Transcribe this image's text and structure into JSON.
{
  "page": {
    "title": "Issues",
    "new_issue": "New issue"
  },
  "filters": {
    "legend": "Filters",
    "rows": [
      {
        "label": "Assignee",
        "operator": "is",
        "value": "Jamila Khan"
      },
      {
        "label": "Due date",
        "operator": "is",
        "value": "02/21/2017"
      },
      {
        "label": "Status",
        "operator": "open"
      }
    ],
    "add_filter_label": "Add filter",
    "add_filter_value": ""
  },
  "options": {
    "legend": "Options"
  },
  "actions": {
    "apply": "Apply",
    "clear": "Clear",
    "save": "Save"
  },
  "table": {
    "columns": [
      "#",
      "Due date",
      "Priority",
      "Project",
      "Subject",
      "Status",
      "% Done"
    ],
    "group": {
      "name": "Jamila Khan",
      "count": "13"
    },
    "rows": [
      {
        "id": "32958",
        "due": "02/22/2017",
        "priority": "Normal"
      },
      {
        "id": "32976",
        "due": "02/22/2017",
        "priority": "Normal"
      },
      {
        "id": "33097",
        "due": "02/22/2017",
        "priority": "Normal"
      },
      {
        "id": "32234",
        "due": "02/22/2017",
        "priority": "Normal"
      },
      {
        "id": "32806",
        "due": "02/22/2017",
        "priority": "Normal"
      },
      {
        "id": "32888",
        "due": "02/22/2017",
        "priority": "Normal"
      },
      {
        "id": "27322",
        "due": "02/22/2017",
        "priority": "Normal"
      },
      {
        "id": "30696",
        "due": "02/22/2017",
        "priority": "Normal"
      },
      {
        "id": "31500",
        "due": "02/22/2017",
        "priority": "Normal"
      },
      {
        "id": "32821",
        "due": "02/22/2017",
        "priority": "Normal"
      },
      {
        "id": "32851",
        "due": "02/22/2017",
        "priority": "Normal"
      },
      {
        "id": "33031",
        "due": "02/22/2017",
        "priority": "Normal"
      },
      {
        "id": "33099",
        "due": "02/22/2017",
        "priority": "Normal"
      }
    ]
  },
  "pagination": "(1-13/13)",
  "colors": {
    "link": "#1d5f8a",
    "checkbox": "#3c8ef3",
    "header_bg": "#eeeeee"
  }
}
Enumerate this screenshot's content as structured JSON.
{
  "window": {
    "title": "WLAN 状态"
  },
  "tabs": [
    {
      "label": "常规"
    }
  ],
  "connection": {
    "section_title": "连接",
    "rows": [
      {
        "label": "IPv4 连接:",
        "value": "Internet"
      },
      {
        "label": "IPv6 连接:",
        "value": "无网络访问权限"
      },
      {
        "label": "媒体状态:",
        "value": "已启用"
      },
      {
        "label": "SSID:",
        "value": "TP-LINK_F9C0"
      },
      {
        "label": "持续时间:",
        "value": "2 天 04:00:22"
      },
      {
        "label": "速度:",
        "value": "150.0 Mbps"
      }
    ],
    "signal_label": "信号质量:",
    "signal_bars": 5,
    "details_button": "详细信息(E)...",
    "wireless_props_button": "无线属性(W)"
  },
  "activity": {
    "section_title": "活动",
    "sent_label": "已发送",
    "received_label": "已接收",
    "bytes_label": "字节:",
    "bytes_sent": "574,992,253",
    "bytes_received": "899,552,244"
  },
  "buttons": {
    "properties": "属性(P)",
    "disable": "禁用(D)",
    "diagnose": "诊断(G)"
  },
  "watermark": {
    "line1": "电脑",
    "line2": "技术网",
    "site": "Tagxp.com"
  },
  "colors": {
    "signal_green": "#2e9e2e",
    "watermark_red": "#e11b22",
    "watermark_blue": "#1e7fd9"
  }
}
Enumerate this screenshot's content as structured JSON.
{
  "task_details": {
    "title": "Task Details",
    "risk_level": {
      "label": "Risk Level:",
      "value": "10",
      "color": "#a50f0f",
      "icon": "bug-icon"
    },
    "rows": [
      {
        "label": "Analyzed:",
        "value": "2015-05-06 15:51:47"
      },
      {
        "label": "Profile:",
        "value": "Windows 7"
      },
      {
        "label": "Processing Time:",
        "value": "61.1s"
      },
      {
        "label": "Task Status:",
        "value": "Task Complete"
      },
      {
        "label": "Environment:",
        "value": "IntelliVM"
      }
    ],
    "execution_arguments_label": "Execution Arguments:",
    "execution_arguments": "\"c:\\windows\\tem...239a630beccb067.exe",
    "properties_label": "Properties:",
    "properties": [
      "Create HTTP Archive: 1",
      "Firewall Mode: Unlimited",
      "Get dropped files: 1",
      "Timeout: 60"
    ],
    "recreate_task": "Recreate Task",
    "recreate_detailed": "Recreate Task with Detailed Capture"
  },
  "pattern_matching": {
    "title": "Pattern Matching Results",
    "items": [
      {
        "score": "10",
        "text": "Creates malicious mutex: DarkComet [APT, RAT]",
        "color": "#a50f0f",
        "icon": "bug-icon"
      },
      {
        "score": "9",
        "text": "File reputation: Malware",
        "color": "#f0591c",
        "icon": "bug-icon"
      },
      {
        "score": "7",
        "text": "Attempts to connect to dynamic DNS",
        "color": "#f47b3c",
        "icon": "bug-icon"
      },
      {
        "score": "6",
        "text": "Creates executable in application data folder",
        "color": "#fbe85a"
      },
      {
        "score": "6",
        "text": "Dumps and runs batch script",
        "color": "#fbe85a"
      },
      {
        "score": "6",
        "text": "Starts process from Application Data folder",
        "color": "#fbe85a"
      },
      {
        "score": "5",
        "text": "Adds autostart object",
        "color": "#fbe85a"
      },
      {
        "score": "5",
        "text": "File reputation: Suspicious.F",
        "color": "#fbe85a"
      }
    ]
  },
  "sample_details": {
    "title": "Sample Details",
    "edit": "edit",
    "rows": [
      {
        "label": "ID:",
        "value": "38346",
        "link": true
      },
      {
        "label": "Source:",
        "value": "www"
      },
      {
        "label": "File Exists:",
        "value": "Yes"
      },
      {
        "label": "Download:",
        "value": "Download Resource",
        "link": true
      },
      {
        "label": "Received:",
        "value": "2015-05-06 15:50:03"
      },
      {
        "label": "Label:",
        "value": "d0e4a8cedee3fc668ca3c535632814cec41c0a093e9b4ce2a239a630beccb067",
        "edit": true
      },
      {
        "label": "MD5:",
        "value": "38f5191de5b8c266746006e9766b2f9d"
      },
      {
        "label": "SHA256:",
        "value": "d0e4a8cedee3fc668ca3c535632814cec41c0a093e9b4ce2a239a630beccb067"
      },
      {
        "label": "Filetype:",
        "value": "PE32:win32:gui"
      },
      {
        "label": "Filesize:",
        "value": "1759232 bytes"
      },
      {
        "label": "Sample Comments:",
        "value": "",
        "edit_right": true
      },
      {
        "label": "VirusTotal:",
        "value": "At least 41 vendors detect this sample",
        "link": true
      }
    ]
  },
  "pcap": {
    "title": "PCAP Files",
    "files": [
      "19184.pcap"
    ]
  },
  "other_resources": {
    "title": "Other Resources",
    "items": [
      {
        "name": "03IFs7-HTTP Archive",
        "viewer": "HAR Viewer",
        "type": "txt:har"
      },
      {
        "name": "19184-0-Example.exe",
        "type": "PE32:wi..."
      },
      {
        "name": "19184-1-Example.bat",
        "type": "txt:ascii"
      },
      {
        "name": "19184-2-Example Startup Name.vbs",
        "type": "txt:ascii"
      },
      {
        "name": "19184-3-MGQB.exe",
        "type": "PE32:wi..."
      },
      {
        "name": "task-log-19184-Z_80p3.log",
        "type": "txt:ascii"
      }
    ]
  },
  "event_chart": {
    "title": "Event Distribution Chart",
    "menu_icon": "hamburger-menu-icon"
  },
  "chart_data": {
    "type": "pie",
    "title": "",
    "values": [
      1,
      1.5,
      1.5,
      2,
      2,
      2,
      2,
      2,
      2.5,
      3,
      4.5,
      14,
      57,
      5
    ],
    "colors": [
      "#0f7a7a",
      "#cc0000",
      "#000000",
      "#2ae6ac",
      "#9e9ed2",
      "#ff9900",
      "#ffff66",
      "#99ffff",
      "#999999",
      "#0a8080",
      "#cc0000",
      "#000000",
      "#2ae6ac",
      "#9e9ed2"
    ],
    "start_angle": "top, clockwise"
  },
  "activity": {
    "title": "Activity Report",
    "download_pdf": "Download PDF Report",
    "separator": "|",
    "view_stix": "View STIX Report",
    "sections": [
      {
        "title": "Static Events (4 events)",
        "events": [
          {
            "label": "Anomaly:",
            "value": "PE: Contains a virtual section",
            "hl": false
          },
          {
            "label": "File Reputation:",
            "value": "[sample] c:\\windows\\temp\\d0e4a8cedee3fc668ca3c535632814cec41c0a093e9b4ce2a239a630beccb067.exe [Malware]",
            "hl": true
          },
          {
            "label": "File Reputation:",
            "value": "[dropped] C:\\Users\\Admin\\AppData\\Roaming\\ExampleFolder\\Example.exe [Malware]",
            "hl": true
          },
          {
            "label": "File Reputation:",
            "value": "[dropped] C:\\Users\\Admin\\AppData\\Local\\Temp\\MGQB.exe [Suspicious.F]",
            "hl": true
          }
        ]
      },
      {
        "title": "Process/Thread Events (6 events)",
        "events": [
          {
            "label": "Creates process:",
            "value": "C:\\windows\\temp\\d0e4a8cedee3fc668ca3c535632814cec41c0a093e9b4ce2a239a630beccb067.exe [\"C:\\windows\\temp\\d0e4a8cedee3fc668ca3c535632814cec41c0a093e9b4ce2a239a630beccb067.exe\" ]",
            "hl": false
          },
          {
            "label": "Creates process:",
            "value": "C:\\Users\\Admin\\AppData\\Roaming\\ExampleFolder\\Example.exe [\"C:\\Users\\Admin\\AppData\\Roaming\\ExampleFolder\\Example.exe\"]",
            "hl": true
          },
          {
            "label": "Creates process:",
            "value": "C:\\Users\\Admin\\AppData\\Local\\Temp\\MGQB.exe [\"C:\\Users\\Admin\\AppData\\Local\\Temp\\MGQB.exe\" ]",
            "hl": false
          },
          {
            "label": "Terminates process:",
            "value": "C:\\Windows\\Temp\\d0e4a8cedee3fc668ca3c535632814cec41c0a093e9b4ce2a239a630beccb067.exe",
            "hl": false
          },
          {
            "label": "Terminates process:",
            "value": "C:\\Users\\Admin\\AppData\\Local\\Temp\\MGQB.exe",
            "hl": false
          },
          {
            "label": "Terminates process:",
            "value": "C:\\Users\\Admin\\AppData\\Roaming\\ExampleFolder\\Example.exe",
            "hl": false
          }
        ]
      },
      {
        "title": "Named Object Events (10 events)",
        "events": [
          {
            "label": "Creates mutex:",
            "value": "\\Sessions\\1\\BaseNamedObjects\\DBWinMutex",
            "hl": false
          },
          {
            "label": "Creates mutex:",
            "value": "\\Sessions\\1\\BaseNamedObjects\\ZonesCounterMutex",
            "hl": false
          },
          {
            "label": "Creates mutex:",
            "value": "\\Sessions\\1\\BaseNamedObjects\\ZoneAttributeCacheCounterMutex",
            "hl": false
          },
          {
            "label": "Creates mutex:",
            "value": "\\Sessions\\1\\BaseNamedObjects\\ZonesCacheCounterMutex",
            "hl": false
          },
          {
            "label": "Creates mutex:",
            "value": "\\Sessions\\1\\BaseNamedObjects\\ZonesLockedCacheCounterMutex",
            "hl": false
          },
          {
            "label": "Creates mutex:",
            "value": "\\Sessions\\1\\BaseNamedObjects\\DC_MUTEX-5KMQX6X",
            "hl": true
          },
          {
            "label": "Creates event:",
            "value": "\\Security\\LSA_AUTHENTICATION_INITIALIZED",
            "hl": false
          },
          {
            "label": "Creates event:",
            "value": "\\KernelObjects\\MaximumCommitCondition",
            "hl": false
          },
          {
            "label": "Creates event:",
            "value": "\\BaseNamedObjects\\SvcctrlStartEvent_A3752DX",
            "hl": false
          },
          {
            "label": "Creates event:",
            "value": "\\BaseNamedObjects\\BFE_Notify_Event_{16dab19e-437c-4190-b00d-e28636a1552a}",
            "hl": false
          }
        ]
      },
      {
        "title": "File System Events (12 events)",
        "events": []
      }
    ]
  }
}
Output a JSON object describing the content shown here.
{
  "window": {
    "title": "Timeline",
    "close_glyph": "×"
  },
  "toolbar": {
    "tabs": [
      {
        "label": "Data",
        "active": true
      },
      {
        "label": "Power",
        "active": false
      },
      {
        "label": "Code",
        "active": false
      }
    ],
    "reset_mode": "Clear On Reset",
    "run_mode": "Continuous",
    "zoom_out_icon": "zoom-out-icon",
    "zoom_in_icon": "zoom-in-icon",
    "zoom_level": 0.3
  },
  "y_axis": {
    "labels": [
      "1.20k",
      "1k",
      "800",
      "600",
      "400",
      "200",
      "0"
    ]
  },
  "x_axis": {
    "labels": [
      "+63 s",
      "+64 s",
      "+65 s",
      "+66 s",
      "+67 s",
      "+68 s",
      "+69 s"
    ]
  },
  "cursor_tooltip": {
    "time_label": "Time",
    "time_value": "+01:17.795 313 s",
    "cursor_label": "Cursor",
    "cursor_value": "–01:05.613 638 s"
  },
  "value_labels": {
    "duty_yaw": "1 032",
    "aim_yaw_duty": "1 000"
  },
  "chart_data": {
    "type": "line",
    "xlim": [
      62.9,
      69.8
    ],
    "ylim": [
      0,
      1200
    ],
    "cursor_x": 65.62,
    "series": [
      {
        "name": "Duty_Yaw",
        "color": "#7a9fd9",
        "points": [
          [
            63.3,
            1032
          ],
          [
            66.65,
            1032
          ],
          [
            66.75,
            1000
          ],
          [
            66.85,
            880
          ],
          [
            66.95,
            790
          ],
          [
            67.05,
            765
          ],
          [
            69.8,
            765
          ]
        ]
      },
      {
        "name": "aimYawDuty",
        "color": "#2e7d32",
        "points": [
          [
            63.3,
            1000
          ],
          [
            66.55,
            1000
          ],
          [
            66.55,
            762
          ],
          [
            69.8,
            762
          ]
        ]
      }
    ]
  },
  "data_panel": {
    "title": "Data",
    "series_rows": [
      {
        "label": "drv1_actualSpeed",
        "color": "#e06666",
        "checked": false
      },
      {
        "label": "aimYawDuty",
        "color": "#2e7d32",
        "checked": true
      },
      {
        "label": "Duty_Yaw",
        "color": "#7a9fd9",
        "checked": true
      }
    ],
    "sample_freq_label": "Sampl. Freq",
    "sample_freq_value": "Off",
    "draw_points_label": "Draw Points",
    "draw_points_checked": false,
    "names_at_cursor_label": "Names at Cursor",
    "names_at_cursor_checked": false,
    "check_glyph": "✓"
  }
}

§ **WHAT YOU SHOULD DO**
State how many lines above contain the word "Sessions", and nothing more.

§ **TASK RESPONSE**
6